■ Supplied information
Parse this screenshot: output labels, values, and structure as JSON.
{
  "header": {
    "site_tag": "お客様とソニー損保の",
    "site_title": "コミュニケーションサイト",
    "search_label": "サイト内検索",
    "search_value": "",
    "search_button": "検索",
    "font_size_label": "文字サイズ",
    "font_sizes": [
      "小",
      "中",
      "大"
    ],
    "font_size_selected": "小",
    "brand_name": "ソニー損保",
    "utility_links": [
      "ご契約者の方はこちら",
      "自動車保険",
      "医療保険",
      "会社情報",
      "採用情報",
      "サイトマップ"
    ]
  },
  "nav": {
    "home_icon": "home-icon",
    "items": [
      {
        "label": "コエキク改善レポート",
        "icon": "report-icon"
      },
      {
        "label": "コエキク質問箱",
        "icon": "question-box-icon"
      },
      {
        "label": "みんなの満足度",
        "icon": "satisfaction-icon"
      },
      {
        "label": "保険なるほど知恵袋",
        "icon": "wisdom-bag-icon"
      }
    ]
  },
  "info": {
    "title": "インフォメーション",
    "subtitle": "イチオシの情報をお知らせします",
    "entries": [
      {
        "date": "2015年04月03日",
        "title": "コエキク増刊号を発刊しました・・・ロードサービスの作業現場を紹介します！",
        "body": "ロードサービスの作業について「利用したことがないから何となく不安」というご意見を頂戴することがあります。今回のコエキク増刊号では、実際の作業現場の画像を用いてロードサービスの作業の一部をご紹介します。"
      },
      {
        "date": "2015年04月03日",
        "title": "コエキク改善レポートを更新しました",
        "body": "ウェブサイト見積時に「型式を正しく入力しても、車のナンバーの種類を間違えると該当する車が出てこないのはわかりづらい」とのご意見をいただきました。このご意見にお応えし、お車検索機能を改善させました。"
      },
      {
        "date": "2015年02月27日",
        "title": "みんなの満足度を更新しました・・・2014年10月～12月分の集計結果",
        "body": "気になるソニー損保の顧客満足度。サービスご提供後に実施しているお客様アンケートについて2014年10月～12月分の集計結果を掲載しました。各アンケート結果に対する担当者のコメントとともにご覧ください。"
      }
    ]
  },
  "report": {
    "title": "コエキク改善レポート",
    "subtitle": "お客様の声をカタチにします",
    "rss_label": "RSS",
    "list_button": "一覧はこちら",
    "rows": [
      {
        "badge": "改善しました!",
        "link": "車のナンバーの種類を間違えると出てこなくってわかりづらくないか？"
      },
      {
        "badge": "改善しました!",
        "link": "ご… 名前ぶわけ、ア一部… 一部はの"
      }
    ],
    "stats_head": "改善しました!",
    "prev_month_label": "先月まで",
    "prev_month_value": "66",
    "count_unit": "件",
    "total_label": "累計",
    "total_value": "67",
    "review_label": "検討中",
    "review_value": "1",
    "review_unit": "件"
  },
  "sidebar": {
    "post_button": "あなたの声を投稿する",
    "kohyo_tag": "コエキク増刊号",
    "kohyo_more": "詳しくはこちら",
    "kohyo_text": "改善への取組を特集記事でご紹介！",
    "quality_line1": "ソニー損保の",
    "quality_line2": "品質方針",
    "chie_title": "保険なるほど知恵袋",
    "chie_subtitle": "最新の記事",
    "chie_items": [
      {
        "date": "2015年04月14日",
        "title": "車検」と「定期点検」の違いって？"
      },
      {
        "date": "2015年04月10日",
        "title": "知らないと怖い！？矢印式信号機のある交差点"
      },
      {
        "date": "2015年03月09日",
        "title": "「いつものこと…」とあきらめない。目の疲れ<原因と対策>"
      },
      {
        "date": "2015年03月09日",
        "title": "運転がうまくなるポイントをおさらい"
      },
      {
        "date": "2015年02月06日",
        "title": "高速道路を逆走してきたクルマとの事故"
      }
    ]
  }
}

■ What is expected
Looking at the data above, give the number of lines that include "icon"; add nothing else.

■ Reply to the exercise
5